◆ WHAT YOU ARE ASKED TO DO:
Filter the entries below down to the lines that hold "here".

◆ EXERCISE INPUTS:
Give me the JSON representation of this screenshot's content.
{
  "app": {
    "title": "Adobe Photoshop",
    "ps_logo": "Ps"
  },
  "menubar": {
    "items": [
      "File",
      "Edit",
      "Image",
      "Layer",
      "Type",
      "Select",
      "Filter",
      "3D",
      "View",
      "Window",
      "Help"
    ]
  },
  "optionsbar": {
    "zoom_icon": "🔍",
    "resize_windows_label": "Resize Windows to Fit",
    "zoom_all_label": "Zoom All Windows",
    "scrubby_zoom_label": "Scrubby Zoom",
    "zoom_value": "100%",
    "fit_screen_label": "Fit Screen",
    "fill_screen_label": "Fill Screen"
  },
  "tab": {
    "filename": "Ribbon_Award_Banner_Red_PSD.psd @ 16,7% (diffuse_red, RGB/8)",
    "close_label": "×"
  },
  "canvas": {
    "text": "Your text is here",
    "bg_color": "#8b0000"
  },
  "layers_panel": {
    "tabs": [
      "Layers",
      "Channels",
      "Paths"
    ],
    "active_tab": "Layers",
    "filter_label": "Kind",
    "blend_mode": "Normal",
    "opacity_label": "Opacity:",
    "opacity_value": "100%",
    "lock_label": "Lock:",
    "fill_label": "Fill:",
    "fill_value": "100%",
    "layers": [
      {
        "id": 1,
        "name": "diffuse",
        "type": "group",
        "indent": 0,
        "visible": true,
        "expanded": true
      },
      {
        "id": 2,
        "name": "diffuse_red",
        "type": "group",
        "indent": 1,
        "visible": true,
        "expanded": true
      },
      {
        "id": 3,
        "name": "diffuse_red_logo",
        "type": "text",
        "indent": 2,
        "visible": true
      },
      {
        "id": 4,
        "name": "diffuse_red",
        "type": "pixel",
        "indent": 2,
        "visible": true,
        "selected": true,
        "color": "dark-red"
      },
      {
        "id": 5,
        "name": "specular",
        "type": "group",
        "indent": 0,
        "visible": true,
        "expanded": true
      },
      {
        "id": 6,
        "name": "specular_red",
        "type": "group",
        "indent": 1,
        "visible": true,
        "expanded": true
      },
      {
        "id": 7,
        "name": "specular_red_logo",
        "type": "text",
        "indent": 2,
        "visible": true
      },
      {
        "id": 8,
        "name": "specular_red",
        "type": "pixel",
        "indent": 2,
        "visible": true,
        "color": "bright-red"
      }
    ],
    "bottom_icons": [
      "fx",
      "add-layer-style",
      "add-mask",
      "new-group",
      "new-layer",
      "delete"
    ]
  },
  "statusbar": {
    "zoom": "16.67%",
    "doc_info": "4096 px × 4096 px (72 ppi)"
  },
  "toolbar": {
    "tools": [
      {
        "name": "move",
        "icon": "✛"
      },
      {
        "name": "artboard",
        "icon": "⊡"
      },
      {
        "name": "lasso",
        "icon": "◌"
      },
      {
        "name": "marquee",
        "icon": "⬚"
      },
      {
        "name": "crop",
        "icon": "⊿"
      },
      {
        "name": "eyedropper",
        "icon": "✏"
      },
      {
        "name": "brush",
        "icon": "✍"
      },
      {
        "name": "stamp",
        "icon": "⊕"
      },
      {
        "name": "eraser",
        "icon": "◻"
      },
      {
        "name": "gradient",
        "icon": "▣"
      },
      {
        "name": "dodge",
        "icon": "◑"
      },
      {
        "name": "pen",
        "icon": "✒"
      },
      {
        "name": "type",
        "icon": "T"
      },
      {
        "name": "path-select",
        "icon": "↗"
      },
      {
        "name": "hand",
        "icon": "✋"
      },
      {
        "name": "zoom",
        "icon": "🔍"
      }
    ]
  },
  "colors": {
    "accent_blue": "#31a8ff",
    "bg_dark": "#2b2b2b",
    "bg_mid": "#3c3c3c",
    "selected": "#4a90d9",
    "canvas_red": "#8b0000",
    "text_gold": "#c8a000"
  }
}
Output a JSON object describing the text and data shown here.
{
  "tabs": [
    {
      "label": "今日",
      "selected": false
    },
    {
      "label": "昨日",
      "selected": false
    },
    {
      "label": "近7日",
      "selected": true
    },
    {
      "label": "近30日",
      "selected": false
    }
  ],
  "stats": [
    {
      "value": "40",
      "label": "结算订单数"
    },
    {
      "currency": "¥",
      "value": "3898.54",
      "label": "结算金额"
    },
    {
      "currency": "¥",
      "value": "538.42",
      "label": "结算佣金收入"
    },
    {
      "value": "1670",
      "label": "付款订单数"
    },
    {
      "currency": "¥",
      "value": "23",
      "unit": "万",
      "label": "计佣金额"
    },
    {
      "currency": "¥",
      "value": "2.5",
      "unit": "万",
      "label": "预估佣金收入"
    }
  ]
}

◆ REPLY TO THE TASK:
    "text": "Your text is here",
Output a JSON object describing the text and data shown here.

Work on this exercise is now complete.